Fuck Japan:
If the movie was made by Warner Brothers or Paramount, then it might have made it through after kowtowing enough (FYI the word kowtow is one of the few English words of Chinese origin). But the studio behind this one was SONY.  It's Japanese.  You know who really don't like the Japanese?  Yeah... the Communist Party of China.  Make no mistake, they are totally still in charge over there and what they say goes.  You know what they all agree on?  It is called "Fuck Japan" all the time.  So if they can dodge a direct accusation of unfair trade but still screw over a Japanese company, yeah, they'll probably do it. So it is reasonable to assume that no matter how many times SONY re-submitted the movie, it was still gonna get rejected.

Notice I'm not mentioning the cast:
I haven't seen the movie so I don't really know if they were good, they phoned it in, or if their talents were wasted on dumb gimmick type stuff.

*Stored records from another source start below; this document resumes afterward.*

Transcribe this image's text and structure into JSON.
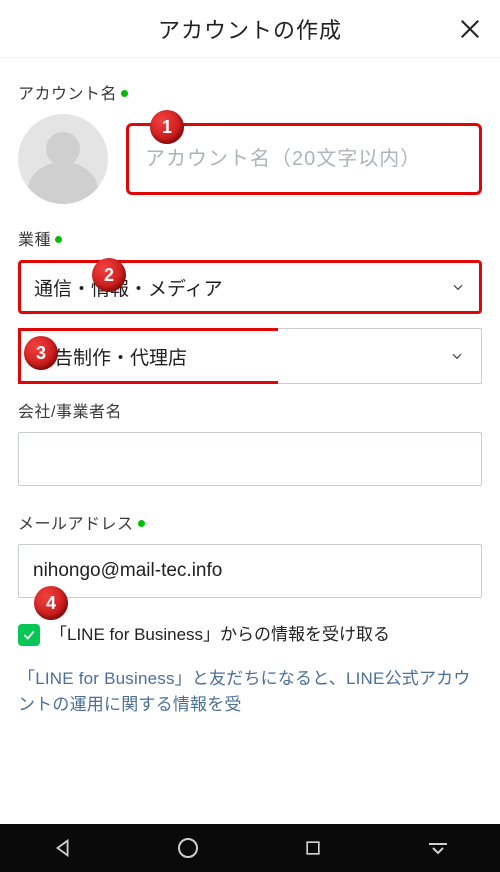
{
  "header": {
    "title": "アカウントの作成"
  },
  "fields": {
    "account_name": {
      "label": "アカウント名",
      "placeholder": "アカウント名（20文字以内）",
      "value": ""
    },
    "industry": {
      "label": "業種",
      "primary_value": "通信・情報・メディア",
      "secondary_value": "広告制作・代理店"
    },
    "company": {
      "label": "会社/事業者名",
      "value": ""
    },
    "email": {
      "label": "メールアドレス",
      "value": "nihongo@mail-tec.info"
    }
  },
  "consent": {
    "checked": true,
    "text": "「LINE for Business」からの情報を受け取る"
  },
  "info_text": "「LINE for Business」と友だちになると、LINE公式アカウントの運用に関する情報を受",
  "markers": {
    "m1": "1",
    "m2": "2",
    "m3": "3",
    "m4": "4"
  }
}
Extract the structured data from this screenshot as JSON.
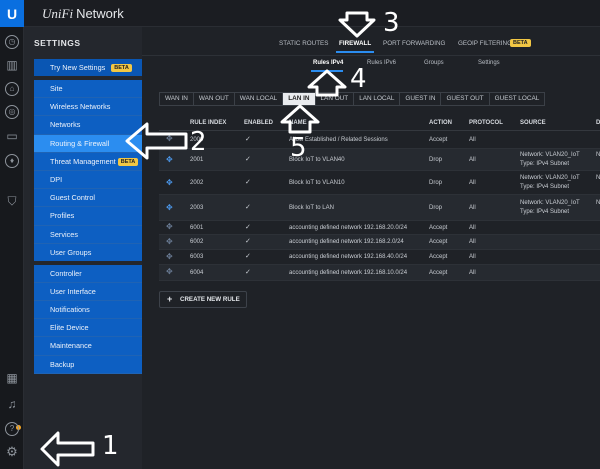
{
  "app": {
    "logo": "U",
    "brand_script": "UniFi",
    "brand_text": "Network"
  },
  "rail_icons": [
    "dashboard-icon",
    "statistics-icon",
    "map-icon",
    "devices-icon",
    "clients-icon",
    "insights-icon",
    "shield-icon",
    "events-icon",
    "alerts-icon",
    "help-icon",
    "settings-gear-icon"
  ],
  "settings": {
    "title": "SETTINGS",
    "try_new": "Try New Settings",
    "beta": "BETA",
    "items": [
      "Site",
      "Wireless Networks",
      "Networks",
      "Routing & Firewall",
      "Threat Management",
      "DPI",
      "Guest Control",
      "Profiles",
      "Services",
      "User Groups"
    ],
    "items2": [
      "Controller",
      "User Interface",
      "Notifications",
      "Elite Device",
      "Maintenance",
      "Backup"
    ]
  },
  "top_tabs": [
    "STATIC ROUTES",
    "FIREWALL",
    "PORT FORWARDING",
    "GEOIP FILTERING"
  ],
  "top_tab_badge": "BETA",
  "sub_tabs": [
    "Rules IPv4",
    "Rules IPv6",
    "Groups",
    "Settings"
  ],
  "segments": [
    "WAN IN",
    "WAN OUT",
    "WAN LOCAL",
    "LAN IN",
    "LAN OUT",
    "LAN LOCAL",
    "GUEST IN",
    "GUEST OUT",
    "GUEST LOCAL"
  ],
  "table": {
    "headers": [
      "RULE INDEX",
      "ENABLED",
      "NAME",
      "ACTION",
      "PROTOCOL",
      "SOURCE",
      "D"
    ],
    "rows": [
      {
        "index": "2000",
        "name": "Allow Established / Related Sessions",
        "action": "Accept",
        "protocol": "All",
        "source1": "",
        "source2": "",
        "dest": ""
      },
      {
        "index": "2001",
        "name": "Block IoT to VLAN40",
        "action": "Drop",
        "protocol": "All",
        "source1": "Network: VLAN20_IoT",
        "source2": "Type: IPv4 Subnet",
        "dest": "N"
      },
      {
        "index": "2002",
        "name": "Block IoT to VLAN10",
        "action": "Drop",
        "protocol": "All",
        "source1": "Network: VLAN20_IoT",
        "source2": "Type: IPv4 Subnet",
        "dest": "N"
      },
      {
        "index": "2003",
        "name": "Block IoT to LAN",
        "action": "Drop",
        "protocol": "All",
        "source1": "Network: VLAN20_IoT",
        "source2": "Type: IPv4 Subnet",
        "dest": "N"
      },
      {
        "index": "6001",
        "name": "accounting defined network 192.168.20.0/24",
        "action": "Accept",
        "protocol": "All",
        "source1": "",
        "source2": "",
        "dest": ""
      },
      {
        "index": "6002",
        "name": "accounting defined network 192.168.2.0/24",
        "action": "Accept",
        "protocol": "All",
        "source1": "",
        "source2": "",
        "dest": ""
      },
      {
        "index": "6003",
        "name": "accounting defined network 192.168.40.0/24",
        "action": "Accept",
        "protocol": "All",
        "source1": "",
        "source2": "",
        "dest": ""
      },
      {
        "index": "6004",
        "name": "accounting defined network 192.168.10.0/24",
        "action": "Accept",
        "protocol": "All",
        "source1": "",
        "source2": "",
        "dest": ""
      }
    ]
  },
  "create_rule": "CREATE NEW RULE",
  "annotations": [
    "1",
    "2",
    "3",
    "4",
    "5"
  ]
}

This is good for women in media:
There are people out there who are busy yelling MISOGYNY at literally anyone who thought that this movie might actually suck.  They assert that any sort of criticism of this film just has to be from misogyny and can't be from anything else and you'll never change their mind.  Those people exist. This tactic has been also been done by various Dwarkin supporters regarding literally anything that had a human male involved (what? you thought screaming "sexism" loud and often enough to shut everything down was new?  That's been happening since the 70's...
But the thing is, the people doing that didn't realize that a huge percent of the American movie-going public are ....wait for it... women oh who would have thought!  And surprise surprise, some women actually like pop culture and know what they're talking about when it comes to a shit movie. These XX chromosome-having people, were able to give their fair and honest opinions of this turd of a movie, free from the reflexive attacks which relied solely on  calling the critic misogynist no matter what.   Seriously, you could write about the craft services going over-budget on an accounting forum and someone will call it sexist (I don't know who, but someone will).  Since you can't do that to someone who is the owner of their very own vagina, these knee-jerkers had nothing, and so reviews like these  are the best and most honest ways to find out information about this movie and decide for yourself if you feel like paying money to go see it.  They're by women you might never have heard of otherwise.

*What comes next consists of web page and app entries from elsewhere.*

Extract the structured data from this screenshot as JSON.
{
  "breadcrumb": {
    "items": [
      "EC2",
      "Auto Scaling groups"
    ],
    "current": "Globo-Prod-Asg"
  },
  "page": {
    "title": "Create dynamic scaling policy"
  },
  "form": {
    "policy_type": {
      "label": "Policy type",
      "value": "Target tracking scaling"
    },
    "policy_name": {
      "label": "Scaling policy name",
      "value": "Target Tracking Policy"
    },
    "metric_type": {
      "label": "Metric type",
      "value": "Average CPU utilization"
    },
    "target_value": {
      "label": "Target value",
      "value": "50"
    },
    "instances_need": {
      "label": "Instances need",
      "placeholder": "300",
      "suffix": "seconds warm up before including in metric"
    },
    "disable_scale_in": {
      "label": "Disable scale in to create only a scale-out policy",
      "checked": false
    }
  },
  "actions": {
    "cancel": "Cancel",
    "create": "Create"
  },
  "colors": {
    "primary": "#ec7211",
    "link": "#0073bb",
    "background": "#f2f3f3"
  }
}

These channels exist, and these people exist.  Now you know.  There are people just now discovering these channels because they want an unbiased review of Ghostbusters 2016.  They are hosted by women and written by women, and they are getting more views than average because the rage machine can't stop them from saying what they think.  They are rising to the forefront and getting a huge amount of attention, because they are unassailable in this case.  They are being seen by thousands of people because they are the only source of unbiased commentary about a movie that everyone know sucks, but which everyone is afraid to say so.

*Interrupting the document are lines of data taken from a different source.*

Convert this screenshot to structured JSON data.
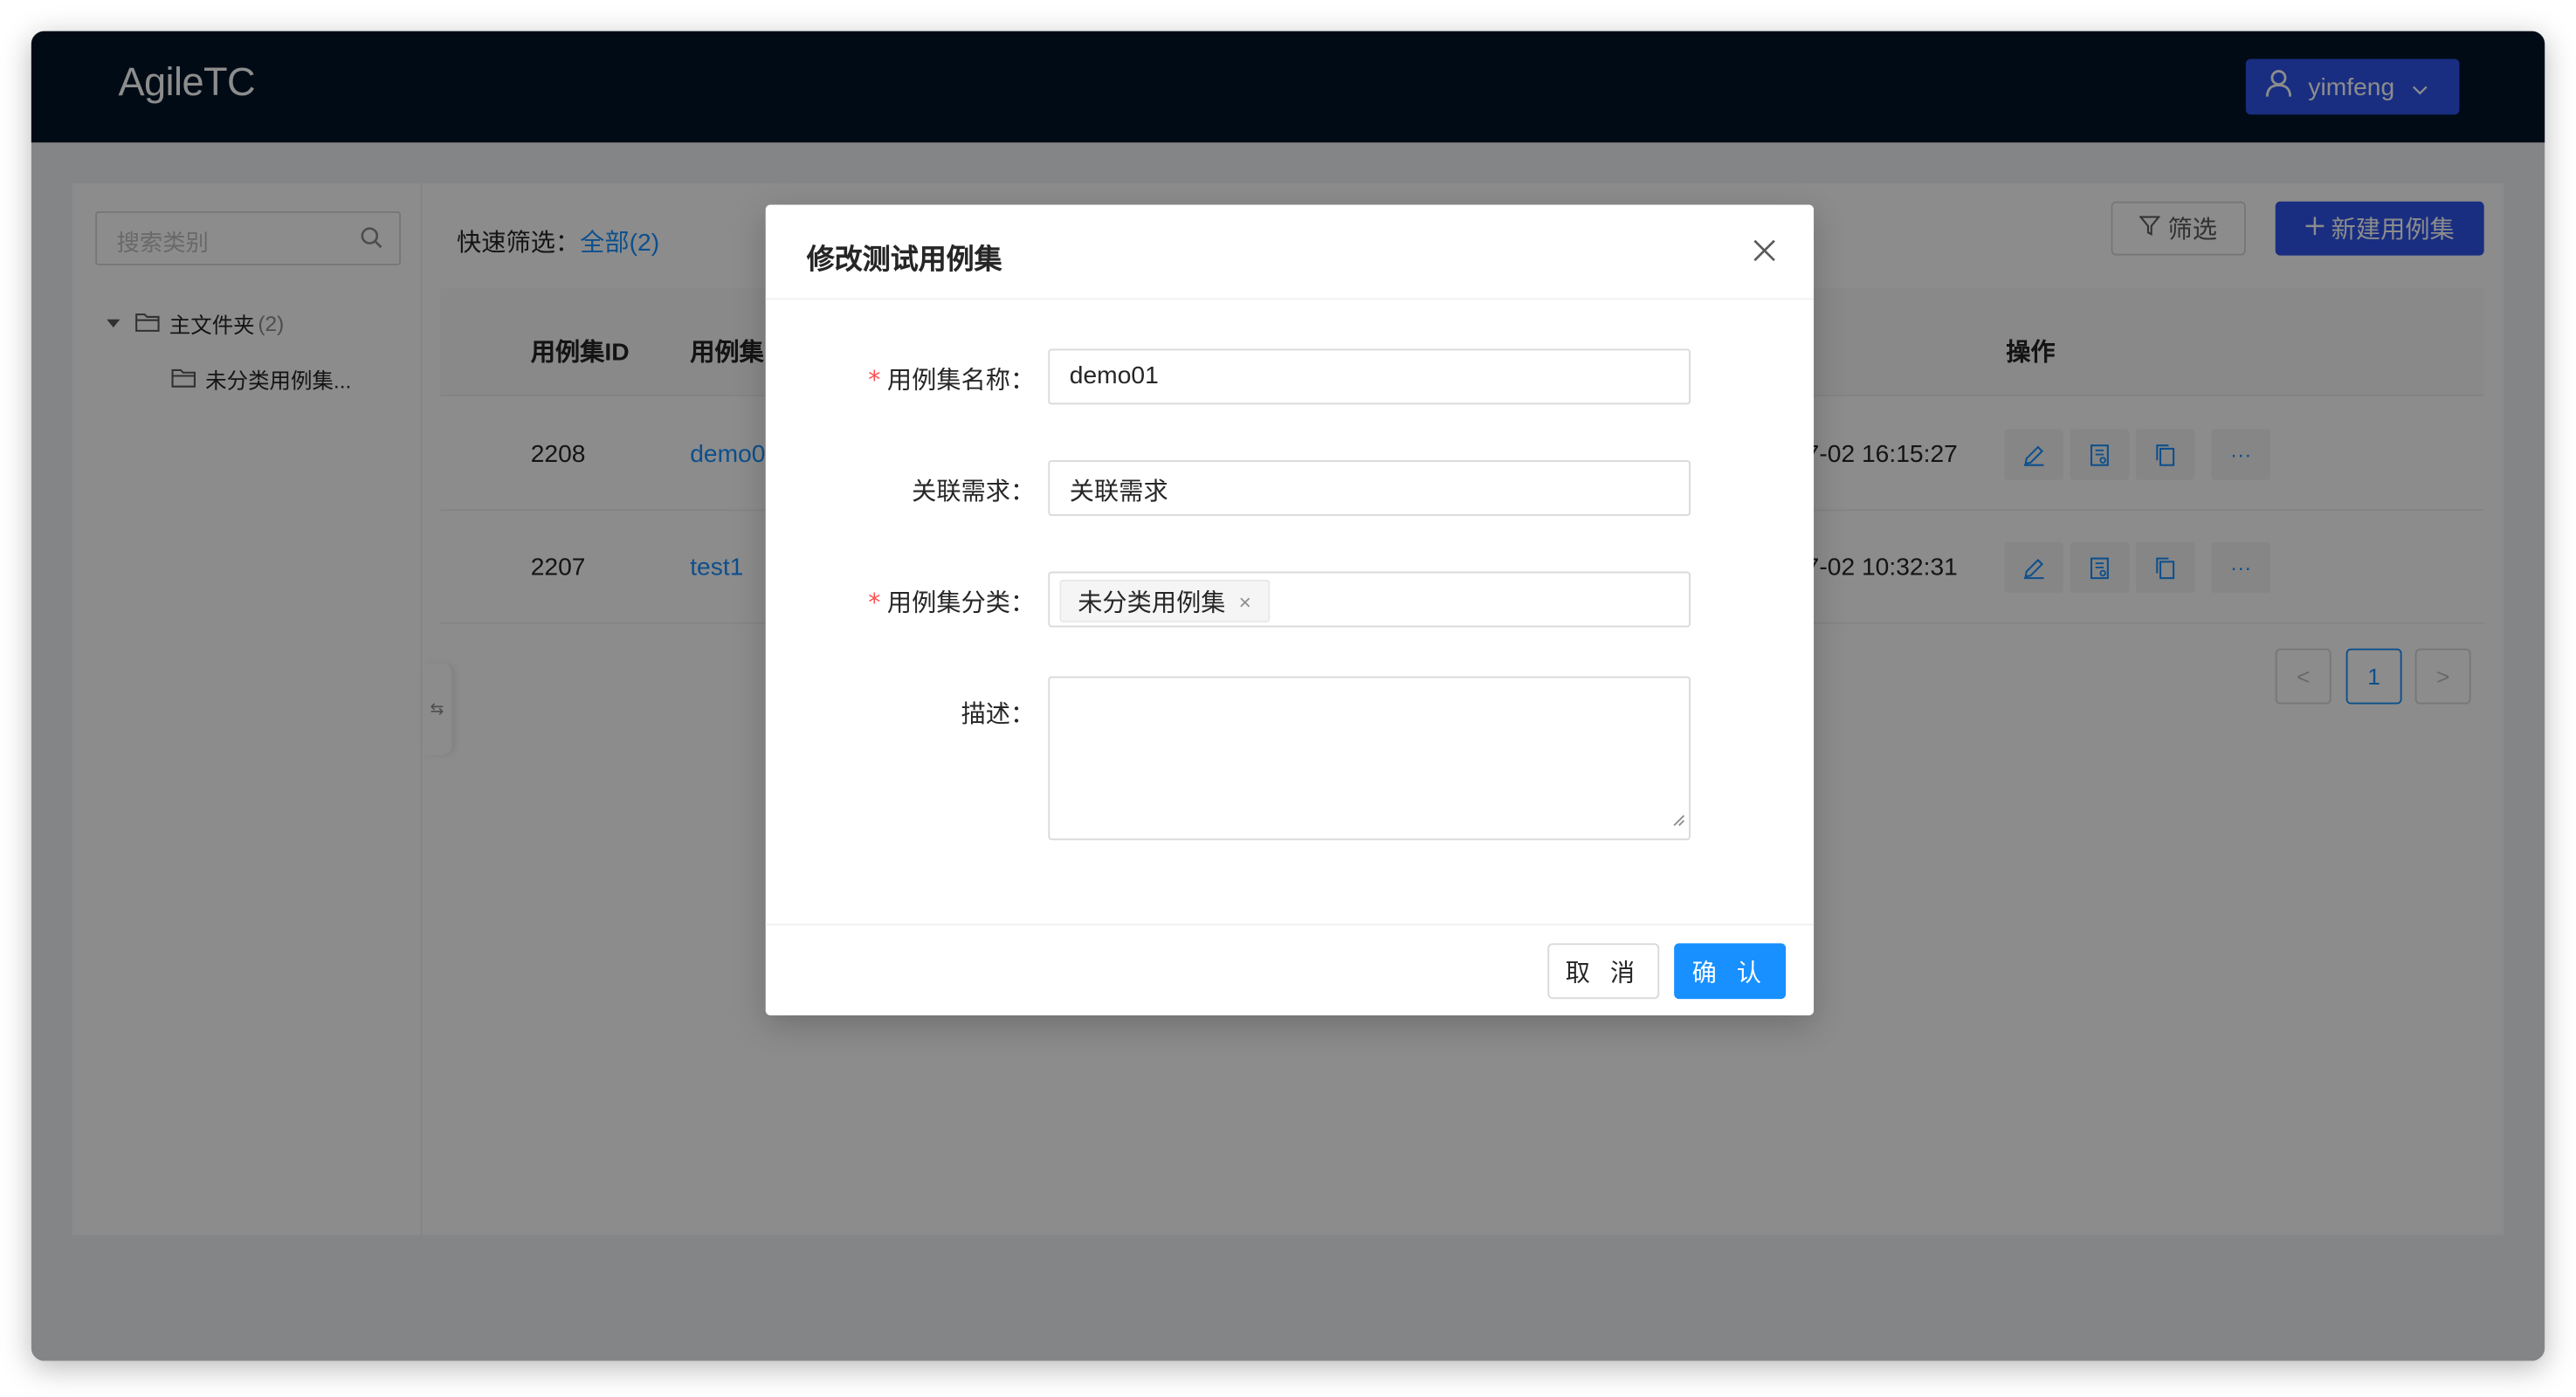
{
  "app": {
    "title": "AgileTC",
    "user": "yimfeng"
  },
  "sidebar": {
    "search_placeholder": "搜索类别",
    "root_label": "主文件夹",
    "root_count": "(2)",
    "child_label": "未分类用例集..."
  },
  "toolbar": {
    "quick_filter_label": "快速筛选：",
    "quick_filter_all": "全部(2)",
    "filter_label": "筛选",
    "new_label": "新建用例集"
  },
  "table": {
    "headers": [
      "用例集ID",
      "用例集",
      "操作"
    ],
    "rows": [
      {
        "id": "2208",
        "name": "demo0",
        "time": "7-02 16:15:27"
      },
      {
        "id": "2207",
        "name": "test1",
        "time": "7-02 10:32:31"
      }
    ],
    "ops_more": "···",
    "pager": {
      "prev": "<",
      "current": "1",
      "next": ">"
    }
  },
  "modal": {
    "title": "修改测试用例集",
    "fields": {
      "name_label": "用例集名称：",
      "name_value": "demo01",
      "req_label": "关联需求：",
      "req_placeholder": "关联需求",
      "category_label": "用例集分类：",
      "category_tag": "未分类用例集",
      "tag_remove": "×",
      "desc_label": "描述："
    },
    "required_mark": "*",
    "cancel_label": "取 消",
    "ok_label": "确 认"
  },
  "colors": {
    "header_bg": "#001529",
    "primary": "#2f54eb",
    "link": "#1890ff",
    "required": "#ff4d4f"
  },
  "icons": [
    "user-icon",
    "chevron-down-icon",
    "search-icon",
    "caret-down-icon",
    "folder-icon",
    "collapse-icon",
    "filter-icon",
    "plus-icon",
    "edit-icon",
    "document-icon",
    "copy-icon",
    "more-icon",
    "close-icon",
    "resize-icon"
  ]
}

Criticize Ghostbusters 2016 in public and you are going to be the target of a serious political movement.  Which country are we in again?


Well the rule is give the "People" what they want.

That's show business.  There's no business like it, no business I know.

Now if you'll excuse me I am gonna take that $20 I saved from not going to the movies and go buy a bottle of Tequila and watch Netflix.